Lazuli Buntings spend most of their time foraging for spiders, caterpillars, or beetles on the ground or in low areas of shrubs or trees.
They are a regular visitor to backyard bird feeders and enjoy sunflower seeds, white proso millet, and nyjer seeds. Helpful Hint: if you provide native shrubs to provide foraging or nesting locations, you can increase the chances of seeing one.
Male Lazulis sing a fast high pitched song where they repeat the same notes. Listen below.
#9. Steller’s Jay
- Cyanocitta stelleri
- Larger bird with a black head, rounded wings, and long tail.
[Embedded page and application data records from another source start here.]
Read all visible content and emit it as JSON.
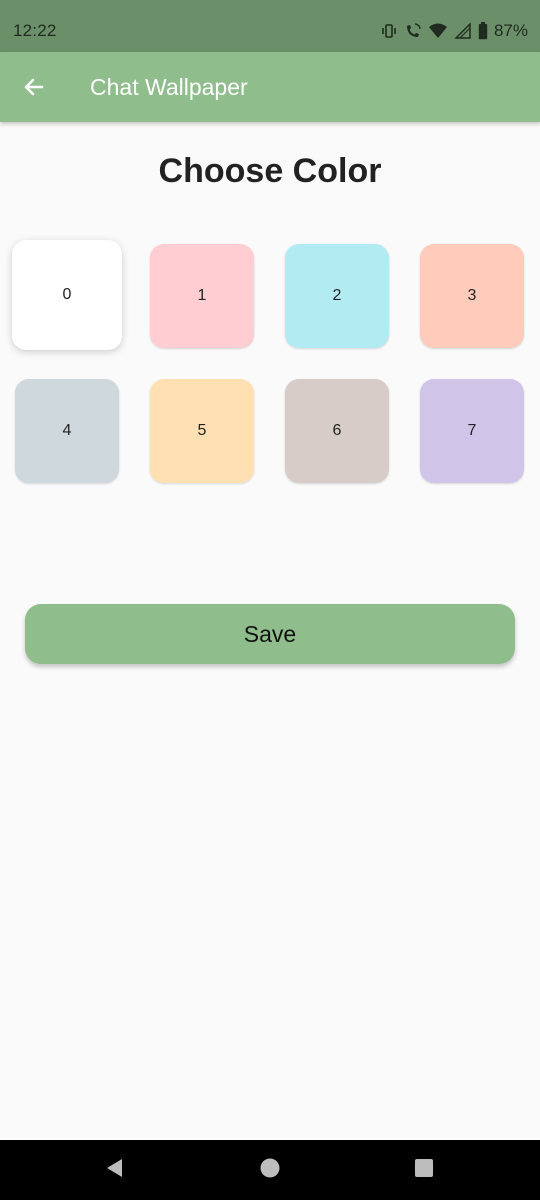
{
  "status_bar": {
    "time": "12:22",
    "battery": "87%",
    "icons": [
      "vibrate-icon",
      "wifi-call-icon",
      "wifi-icon",
      "signal-icon",
      "battery-icon"
    ]
  },
  "app_bar": {
    "title": "Chat Wallpaper",
    "back_icon": "arrow-left-icon",
    "color": "#8fbd8c"
  },
  "page": {
    "title": "Choose Color"
  },
  "swatches": [
    {
      "label": "0",
      "color": "#ffffff",
      "selected": true
    },
    {
      "label": "1",
      "color": "#ffcdd2"
    },
    {
      "label": "2",
      "color": "#b2ebf2"
    },
    {
      "label": "3",
      "color": "#ffccbc"
    },
    {
      "label": "4",
      "color": "#cfd8dc"
    },
    {
      "label": "5",
      "color": "#ffe0b2"
    },
    {
      "label": "6",
      "color": "#d7ccc8"
    },
    {
      "label": "7",
      "color": "#d1c4e9"
    }
  ],
  "actions": {
    "save_label": "Save"
  },
  "nav_bar": {
    "icons": [
      "back-triangle-icon",
      "home-circle-icon",
      "recents-square-icon"
    ]
  }
}
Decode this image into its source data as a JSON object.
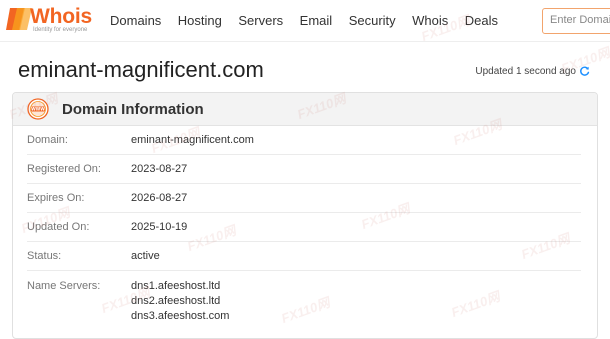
{
  "logo": {
    "word": "Whois",
    "tagline": "Identity for everyone",
    "brand_color": "#f26522"
  },
  "nav": {
    "items": [
      {
        "label": "Domains",
        "name": "nav-domains"
      },
      {
        "label": "Hosting",
        "name": "nav-hosting"
      },
      {
        "label": "Servers",
        "name": "nav-servers"
      },
      {
        "label": "Email",
        "name": "nav-email"
      },
      {
        "label": "Security",
        "name": "nav-security"
      },
      {
        "label": "Whois",
        "name": "nav-whois"
      },
      {
        "label": "Deals",
        "name": "nav-deals"
      }
    ]
  },
  "search": {
    "placeholder": "Enter Domai"
  },
  "page": {
    "title": "eminant-magnificent.com",
    "updated": "Updated 1 second ago"
  },
  "card": {
    "title": "Domain Information",
    "icon": "www-icon",
    "rows": [
      {
        "label": "Domain:",
        "value": "eminant-magnificent.com"
      },
      {
        "label": "Registered On:",
        "value": "2023-08-27"
      },
      {
        "label": "Expires On:",
        "value": "2026-08-27"
      },
      {
        "label": "Updated On:",
        "value": "2025-10-19"
      },
      {
        "label": "Status:",
        "value": "active"
      }
    ],
    "name_servers": {
      "label": "Name Servers:",
      "values": [
        "dns1.afeeshost.ltd",
        "dns2.afeeshost.ltd",
        "dns3.afeeshost.com"
      ]
    }
  },
  "watermark": "FX110网",
  "colors": {
    "accent": "#f26522",
    "refresh": "#1e90ff"
  }
}
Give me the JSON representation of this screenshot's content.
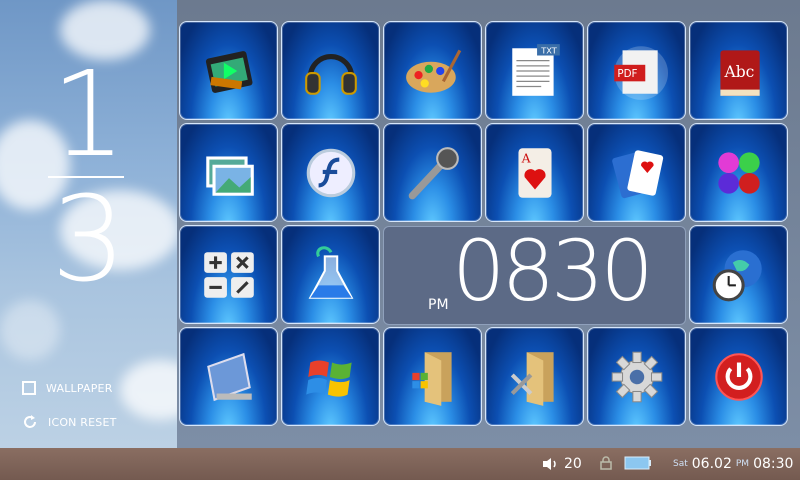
{
  "pager": {
    "current": "1",
    "total": "3"
  },
  "options": {
    "wallpaper_label": "WALLPAPER",
    "icon_reset_label": "ICON RESET"
  },
  "tiles": [
    {
      "icon": "video-film-icon"
    },
    {
      "icon": "headphones-icon"
    },
    {
      "icon": "paint-palette-icon"
    },
    {
      "icon": "txt-document-icon",
      "badge": "TXT"
    },
    {
      "icon": "pdf-document-icon",
      "badge": "PDF"
    },
    {
      "icon": "dictionary-book-icon",
      "badge": "Abc"
    },
    {
      "icon": "photos-icon"
    },
    {
      "icon": "flash-player-icon"
    },
    {
      "icon": "microphone-icon"
    },
    {
      "icon": "ace-of-hearts-card-icon",
      "badge": "A"
    },
    {
      "icon": "playing-cards-icon"
    },
    {
      "icon": "colored-balls-icon"
    },
    {
      "icon": "calculator-icon"
    },
    {
      "icon": "science-flask-icon"
    },
    {
      "icon": "world-clock-icon"
    },
    {
      "icon": "music-player-icon"
    },
    {
      "icon": "windows-logo-icon"
    },
    {
      "icon": "windows-folder-icon"
    },
    {
      "icon": "tools-folder-icon"
    },
    {
      "icon": "settings-gear-icon"
    },
    {
      "icon": "power-icon"
    }
  ],
  "clock": {
    "ampm": "PM",
    "time": "08:30",
    "display_digits": "0830"
  },
  "status_bar": {
    "volume": "20",
    "day": "Sat",
    "date": "06.02",
    "ampm": "PM",
    "time": "08:30"
  },
  "colors": {
    "tile_dark": "#062f7a",
    "tile_light": "#5fc9ff",
    "status_bar": "#7a5f55",
    "power_red": "#d21f1f"
  }
}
A tall black crest on the crown of the head helps identify them.
- Both sexes are half black, half blue on their wings, belly, and tail.
You will find the Steller’s Jay in evergreen forests in Washington. These bold birds, which are half blue, often visit parks, campgrounds, and picnic areas.
Steller’s Jay Range Map
This jay is very intelligent, bold, and noisy. You can attract this species to your backyard feeders by providing peanuts or larger seeds and suet.
The Steller’s Jays are often nest robbers. They have even been known to attack or kill small adult birds like nuthatches or juncos.
Males and sometimes females have calls that sound like “shaack, shaack, shaack,” shooka, shooka.” Listen below.
#10. Western Bluebird
- Sialia Mexicana
- Males are vibrant blue with rusty chest. Blue throat and gray belly.
- Females look similar, but the colors are more subdued.
Look for these bluebirds in Washington at the edge of forests or open woodlands. Western Bluebirds are not often found in meadows and fields. Instead, these birds opt for the woods. Their favorite habitat seems to be areas that have been logged or burned, as these places are open but still contain many trees.
These bluebirds tend to stay close to the ground to fly down quickly to catch insects, which are their favorite food. They can usually be found perched on low limbs, signs, and fence posts. Western Bluebirds even stay low to the ground while flying!
Western Bluebird Range Map
This bluebird species only nests in enclosed cavities. Competition is high for these limited spots, and they regularly compete with nuthatches, House Wrens, European Starlings, House Sparrows, swallows, and even other Western Bluebirds.
You should try listening for Western Bluebirds next time you are out. These birds make a soft call, which phonetically often sounds like “kew” repeated several times. Press PLAY to hear a Western Bluebird!
#11. California Scrub-Jay
- Aphelocoma californica
- Medium-sized crestless jay.
- Both sexes have blue heads, wings, and tails. A white throat outlined with a blue necklace.
These blue birds are found in western Washington in scrubland and oak woodlands.
California Scrub-Jay Range Map
This species primarily eat grains, fruits, frogs, lizards, and, unfortunately, eggs and young of other birds.
You can attract California Scrub-Jays with sunflower seeds and peanuts. If you are lucky and have them come for a quick meal, you will enjoy watching them because they are very vocal and playful birds.
Males and females sing a soft mix of notes. Listen below.
Do you need additional help identifying a blue bird you have seen?
If so, this field guide should be able to help you.
Which of these blue birds have you seen before in Washington?
Leave a comment below!
The range maps above were generously shared with permission from The Birds of the World, published by the Cornell Lab of Ornithology. I use their site often to learn new information about birds.